→ PROBLEM DETAILS:
For every line in the material below that holds "title", report the line.
(RECORD EXTRACTS begins)
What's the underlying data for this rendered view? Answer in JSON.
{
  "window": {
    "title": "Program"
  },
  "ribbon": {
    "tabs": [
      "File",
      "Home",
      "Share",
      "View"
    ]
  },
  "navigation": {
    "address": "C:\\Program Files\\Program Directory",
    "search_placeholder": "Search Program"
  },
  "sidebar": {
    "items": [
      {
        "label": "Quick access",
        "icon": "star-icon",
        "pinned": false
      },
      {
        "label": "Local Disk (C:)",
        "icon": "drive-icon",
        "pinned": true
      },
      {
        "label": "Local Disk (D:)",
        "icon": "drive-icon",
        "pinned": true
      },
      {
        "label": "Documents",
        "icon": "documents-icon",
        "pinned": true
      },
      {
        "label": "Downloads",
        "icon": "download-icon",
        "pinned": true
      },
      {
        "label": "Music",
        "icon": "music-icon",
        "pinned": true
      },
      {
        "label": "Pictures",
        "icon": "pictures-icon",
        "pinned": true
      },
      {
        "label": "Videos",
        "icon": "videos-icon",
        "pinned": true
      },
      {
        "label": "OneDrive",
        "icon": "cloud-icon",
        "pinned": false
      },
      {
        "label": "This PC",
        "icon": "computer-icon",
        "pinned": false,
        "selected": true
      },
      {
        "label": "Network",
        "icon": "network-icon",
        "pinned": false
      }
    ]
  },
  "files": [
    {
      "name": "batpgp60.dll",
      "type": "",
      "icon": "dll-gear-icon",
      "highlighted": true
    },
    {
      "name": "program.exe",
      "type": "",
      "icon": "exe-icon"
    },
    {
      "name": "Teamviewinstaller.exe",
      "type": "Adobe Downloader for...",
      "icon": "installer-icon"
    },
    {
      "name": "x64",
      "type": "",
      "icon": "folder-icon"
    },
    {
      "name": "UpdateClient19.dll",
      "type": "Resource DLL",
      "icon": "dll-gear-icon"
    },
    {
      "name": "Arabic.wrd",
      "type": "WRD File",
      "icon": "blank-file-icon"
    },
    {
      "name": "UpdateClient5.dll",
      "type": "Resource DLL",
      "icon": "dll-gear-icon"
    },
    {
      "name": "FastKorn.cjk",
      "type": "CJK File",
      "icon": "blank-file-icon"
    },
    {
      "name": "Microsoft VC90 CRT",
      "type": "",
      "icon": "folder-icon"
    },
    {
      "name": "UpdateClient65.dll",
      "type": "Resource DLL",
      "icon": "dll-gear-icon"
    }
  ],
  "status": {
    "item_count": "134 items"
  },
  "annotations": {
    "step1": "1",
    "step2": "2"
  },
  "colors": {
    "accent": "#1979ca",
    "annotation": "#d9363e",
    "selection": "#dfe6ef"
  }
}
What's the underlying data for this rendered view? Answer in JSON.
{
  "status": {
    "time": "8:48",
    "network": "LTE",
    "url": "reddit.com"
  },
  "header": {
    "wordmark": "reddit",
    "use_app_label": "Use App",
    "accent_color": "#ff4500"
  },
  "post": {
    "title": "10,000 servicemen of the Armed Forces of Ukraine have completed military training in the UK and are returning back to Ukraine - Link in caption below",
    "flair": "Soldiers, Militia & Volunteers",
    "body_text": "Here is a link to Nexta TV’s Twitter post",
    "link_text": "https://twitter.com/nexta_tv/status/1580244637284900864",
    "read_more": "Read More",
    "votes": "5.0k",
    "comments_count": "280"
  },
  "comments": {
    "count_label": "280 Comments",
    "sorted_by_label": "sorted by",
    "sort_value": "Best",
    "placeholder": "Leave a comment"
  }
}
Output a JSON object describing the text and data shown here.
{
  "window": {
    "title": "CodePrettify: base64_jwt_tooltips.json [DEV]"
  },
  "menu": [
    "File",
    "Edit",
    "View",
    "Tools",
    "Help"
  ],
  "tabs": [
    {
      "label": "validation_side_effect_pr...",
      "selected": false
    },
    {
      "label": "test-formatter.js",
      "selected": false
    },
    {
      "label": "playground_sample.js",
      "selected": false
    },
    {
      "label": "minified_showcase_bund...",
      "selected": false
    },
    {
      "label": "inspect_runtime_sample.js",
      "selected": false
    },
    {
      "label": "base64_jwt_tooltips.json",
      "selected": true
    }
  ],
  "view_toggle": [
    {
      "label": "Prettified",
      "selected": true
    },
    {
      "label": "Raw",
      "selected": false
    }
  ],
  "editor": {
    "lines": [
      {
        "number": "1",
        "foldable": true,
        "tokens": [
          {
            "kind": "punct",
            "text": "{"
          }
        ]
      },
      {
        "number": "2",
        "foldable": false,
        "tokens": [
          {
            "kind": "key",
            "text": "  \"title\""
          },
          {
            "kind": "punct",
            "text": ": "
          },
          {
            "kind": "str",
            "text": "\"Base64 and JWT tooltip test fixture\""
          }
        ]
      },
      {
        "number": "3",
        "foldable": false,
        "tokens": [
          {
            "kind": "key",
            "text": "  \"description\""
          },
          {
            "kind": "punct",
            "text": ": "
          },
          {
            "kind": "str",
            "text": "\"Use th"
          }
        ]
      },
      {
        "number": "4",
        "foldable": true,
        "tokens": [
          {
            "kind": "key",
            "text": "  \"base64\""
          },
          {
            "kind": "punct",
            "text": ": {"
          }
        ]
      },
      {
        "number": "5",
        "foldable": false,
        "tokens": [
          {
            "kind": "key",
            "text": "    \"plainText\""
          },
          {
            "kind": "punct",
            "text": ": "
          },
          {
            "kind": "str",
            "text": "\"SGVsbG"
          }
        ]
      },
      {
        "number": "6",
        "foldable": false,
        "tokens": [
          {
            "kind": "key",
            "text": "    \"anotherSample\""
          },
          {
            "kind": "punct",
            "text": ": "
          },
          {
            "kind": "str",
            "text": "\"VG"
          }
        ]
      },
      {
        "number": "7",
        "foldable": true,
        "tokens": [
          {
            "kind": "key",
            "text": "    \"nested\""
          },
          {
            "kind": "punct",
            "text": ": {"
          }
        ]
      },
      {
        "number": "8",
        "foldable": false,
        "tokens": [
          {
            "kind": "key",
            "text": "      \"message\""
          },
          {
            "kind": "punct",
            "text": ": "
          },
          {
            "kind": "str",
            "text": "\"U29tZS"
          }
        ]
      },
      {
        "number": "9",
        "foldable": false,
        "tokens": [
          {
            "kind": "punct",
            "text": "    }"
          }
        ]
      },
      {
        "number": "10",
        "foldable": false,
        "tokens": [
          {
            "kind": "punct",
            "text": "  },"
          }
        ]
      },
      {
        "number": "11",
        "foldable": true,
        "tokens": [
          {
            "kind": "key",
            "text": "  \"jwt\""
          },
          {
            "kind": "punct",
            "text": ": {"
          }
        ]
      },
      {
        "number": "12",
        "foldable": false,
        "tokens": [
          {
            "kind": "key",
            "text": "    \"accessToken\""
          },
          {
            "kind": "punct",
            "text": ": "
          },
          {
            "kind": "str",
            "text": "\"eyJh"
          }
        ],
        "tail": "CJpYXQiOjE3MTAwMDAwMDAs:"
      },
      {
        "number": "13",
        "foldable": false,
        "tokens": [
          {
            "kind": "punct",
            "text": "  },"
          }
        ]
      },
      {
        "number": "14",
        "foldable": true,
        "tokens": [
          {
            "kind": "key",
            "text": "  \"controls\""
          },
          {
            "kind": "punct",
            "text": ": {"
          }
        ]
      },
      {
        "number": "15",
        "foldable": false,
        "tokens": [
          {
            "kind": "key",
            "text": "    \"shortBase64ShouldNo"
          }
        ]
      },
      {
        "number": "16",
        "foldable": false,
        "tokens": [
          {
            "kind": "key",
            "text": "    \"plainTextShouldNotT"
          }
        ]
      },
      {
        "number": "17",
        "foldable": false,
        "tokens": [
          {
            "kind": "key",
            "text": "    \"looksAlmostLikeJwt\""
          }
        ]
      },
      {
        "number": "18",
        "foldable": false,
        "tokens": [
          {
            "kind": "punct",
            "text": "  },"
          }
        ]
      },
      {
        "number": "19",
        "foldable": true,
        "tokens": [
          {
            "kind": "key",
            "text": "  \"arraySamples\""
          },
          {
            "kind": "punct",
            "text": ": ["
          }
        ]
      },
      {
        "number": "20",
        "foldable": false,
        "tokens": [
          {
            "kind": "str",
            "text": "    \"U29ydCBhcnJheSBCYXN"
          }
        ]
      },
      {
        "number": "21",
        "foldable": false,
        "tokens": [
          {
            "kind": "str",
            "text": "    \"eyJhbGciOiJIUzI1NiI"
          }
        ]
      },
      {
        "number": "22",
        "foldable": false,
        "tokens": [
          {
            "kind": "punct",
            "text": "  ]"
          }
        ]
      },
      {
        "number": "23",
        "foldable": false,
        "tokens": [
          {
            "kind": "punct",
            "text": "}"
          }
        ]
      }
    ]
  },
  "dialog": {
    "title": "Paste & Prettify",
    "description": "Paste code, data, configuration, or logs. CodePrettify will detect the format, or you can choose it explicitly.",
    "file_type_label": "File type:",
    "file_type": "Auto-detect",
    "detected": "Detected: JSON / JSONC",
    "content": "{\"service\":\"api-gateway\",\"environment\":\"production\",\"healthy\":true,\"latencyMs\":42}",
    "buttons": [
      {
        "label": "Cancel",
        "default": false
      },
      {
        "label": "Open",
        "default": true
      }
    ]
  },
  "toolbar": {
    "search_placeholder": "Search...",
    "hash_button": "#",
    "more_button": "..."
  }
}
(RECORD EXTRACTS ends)
→ WRITTEN SOLUTION:
    "title": "Program"
    "title": "10,000 servicemen of the Armed Forces of Ukraine have completed military training in the UK and are returning back to Ukraine - Link in caption below",
    "title": "CodePrettify: base64_jwt_tooltips.json [DEV]"
            "text": "  \"title\""
    "title": "Paste & Prettify",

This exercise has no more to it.